With the recent announcement of a 21-day lockdown as a measure to tackle the spread of the coronavirus (Covid-19), individuals will most certainly experience a pshycological impact due to limited social interaction.
According to Prof Ankebé Kruger, an associate professor and counselling psychologist at the North-West University (NWU), the lockdown will limit our movement and activities and essentially limit our social interactions with our loved ones and friends, which can have a huge pshycological effect on us.
“Many of us were most likely preparing for the school holidays, preparing for family gatherings, socialising with friends and perhaps participating in special religious activities. But suddenly we find ourselves in an unprecedented and unimaginable situation with various uncertainties dwelling in our minds,” she says.
“One of the many doubts we have to deal with, is the question of how the lockdown will affect our lives.
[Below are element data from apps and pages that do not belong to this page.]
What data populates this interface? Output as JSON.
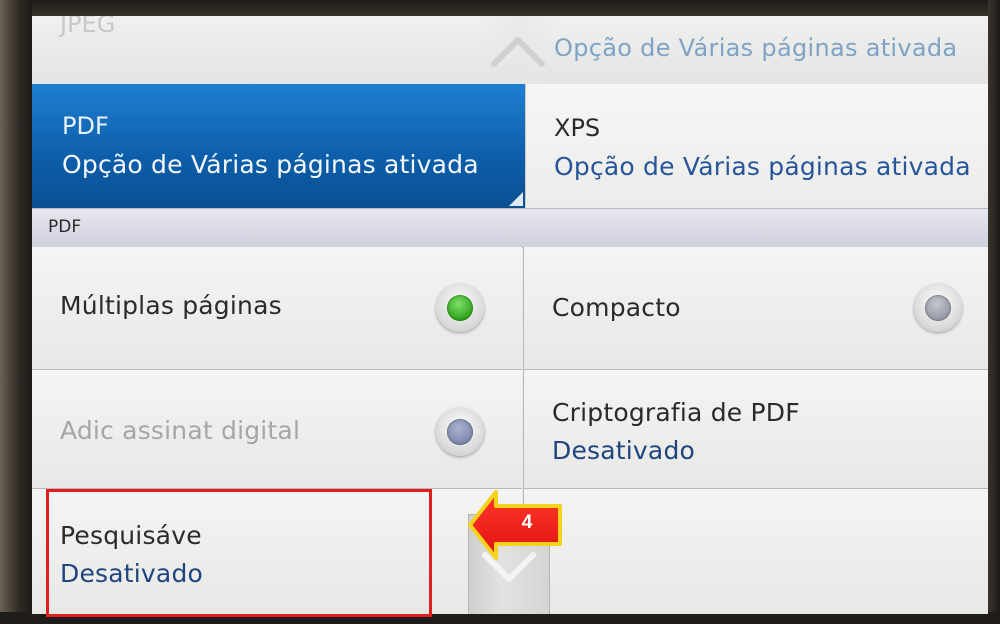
{
  "top_row": {
    "left_ghost_text": "JPEG",
    "right_value": "Opção de Várias páginas ativada"
  },
  "formats": [
    {
      "name": "PDF",
      "status": "Opção de Várias páginas ativada",
      "selected": true
    },
    {
      "name": "XPS",
      "status": "Opção de Várias páginas ativada",
      "selected": false
    }
  ],
  "section": {
    "title": "PDF"
  },
  "options": {
    "multipage": {
      "label": "Múltiplas páginas",
      "checked": true
    },
    "compact": {
      "label": "Compacto",
      "checked": false
    },
    "digital_signature": {
      "label": "Adic assinat digital",
      "enabled": false
    },
    "encryption": {
      "label": "Criptografia de PDF",
      "value": "Desativado"
    },
    "searchable": {
      "label": "Pesquisáve",
      "value": "Desativado"
    }
  },
  "annotation": {
    "step": "4",
    "highlight_color": "#e11f1f",
    "arrow_color": "#ff2020"
  },
  "colors": {
    "selected_tile": "#0d5eaa",
    "value_text": "#21447f",
    "radio_on": "#2fa21c"
  },
  "icons": {
    "scroll_up": "chevron-up-icon",
    "scroll_down": "chevron-down-icon"
  }
}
For decades research has been increasingly demonstrating that social interaction significantly contributes to people’s health and longevity. In addition, social interaction not only gives us pleasure, but also influences our long-term health in ways similar to adequate sleep, a good diet and not smoking.”
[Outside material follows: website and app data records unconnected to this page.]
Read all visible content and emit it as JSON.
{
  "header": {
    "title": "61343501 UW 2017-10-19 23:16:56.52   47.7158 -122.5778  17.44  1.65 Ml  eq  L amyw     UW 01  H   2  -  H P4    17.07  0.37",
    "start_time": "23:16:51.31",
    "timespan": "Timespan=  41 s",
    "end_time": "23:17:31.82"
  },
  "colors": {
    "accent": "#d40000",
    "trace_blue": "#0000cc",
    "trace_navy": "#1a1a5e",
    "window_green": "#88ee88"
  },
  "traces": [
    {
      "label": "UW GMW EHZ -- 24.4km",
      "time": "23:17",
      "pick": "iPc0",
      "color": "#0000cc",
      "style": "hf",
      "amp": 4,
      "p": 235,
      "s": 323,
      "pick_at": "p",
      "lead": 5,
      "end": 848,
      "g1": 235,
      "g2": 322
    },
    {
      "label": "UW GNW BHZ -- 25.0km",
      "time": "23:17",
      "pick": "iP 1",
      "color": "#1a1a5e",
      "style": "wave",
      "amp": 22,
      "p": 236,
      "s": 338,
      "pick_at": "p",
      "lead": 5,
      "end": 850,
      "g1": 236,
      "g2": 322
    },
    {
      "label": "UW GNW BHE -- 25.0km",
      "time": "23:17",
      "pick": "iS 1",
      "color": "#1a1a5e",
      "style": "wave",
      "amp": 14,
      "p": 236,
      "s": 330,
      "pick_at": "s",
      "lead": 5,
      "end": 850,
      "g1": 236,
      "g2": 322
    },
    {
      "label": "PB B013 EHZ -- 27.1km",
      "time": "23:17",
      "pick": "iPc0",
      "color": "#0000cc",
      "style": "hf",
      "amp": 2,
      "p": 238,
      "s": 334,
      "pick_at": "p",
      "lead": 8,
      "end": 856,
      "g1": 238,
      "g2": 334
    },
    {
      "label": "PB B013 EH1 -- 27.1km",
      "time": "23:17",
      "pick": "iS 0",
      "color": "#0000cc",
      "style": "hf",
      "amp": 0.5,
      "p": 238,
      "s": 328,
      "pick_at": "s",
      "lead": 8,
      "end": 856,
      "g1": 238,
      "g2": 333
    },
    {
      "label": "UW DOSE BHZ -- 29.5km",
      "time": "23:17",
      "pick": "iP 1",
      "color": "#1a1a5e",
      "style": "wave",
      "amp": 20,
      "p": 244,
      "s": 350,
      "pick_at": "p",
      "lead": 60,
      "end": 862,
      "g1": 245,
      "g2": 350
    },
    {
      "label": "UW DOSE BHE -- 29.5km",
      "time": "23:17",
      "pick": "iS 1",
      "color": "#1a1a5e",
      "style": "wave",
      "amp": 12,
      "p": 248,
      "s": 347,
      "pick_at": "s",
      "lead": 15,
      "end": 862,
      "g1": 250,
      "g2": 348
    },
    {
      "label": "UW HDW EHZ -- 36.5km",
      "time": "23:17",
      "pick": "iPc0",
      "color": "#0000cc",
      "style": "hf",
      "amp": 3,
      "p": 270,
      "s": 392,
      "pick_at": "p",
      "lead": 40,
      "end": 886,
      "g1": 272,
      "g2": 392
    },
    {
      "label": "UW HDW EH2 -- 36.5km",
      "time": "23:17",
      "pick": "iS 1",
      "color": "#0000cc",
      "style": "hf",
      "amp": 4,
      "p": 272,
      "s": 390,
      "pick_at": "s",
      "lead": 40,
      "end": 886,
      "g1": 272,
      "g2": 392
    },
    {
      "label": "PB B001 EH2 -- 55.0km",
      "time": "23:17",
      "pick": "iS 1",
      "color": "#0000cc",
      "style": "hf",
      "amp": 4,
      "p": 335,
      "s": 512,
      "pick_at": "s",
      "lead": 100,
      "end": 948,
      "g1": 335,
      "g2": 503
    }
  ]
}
Prof Kruger adds that a significant number of research studies have shown that people who have social support from family and friends are happier, have fewer health problems and ultimately live longer. On the other hand, she says, a relative lack of social interaction also damages mental health.
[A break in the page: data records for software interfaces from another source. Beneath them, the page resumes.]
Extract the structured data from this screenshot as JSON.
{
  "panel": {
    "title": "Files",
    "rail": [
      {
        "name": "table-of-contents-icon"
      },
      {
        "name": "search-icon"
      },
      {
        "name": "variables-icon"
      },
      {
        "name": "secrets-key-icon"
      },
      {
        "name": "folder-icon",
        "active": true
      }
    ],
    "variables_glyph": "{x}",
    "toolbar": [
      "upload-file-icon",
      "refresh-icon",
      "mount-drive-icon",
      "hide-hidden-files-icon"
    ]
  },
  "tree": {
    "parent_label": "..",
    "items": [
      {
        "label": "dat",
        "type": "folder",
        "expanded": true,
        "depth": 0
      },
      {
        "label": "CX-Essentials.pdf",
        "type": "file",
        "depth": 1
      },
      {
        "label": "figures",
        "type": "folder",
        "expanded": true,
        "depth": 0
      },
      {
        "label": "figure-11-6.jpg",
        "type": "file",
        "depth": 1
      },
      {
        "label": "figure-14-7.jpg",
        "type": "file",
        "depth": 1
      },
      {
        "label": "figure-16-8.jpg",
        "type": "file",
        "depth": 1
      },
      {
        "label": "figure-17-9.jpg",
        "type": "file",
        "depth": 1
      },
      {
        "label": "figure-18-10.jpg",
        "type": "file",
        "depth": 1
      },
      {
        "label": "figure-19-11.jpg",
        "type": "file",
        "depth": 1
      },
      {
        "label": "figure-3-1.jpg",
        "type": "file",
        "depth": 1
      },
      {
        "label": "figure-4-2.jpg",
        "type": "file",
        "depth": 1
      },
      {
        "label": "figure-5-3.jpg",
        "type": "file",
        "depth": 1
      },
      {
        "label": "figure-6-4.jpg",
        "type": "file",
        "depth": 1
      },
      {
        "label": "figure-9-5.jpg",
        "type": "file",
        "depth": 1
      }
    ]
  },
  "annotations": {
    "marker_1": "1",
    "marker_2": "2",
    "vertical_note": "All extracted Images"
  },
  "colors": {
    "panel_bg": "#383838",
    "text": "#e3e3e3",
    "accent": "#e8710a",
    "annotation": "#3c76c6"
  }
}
“Emotional support associated with social interaction helps to reduce the detrimental effect of stress and can foster a sense of meaning and purpose in life, while at the same time lowering levels of anxiety and depression. Also, limited social interaction during the 21-day lockdown may contribute to people experiencing loneliness, isolation and alienation.”
Unfortunately, these bizarre times we currently find ourselves in are totally outside our control, and we have to try to do everything we can to make the best of a bad situation. She says the one thing that we can control is our thoughts or attitudes.
“Millions of people will be in the same unfortunate situation, but not all of us will behave in the same way or experience the same emotions. People entertaining thoughts such as ‘This is an awful situation and I don’t think I will be able to stand it not having interaction with my family and friends’ may experience inappropriate unhealthy negative emotions such as anger and depression. Conversely, people focusing on entertaining thoughts such as ‘This is an uncomfortable situation, but at least I can still keep in touch via phone or other online platforms’ will most likely experience healthier negative emotions, such as frustration and sadness, but at least it will be much more bearable.”
In conclusion, Prof Kruger states that although we do not have control over what is currently happening, we are in control of how we think about what is happening around us and, ultimately, the emotions we experience.
“Therefore, attend to your thoughts and make a deliberate effort to focus on what you can control.”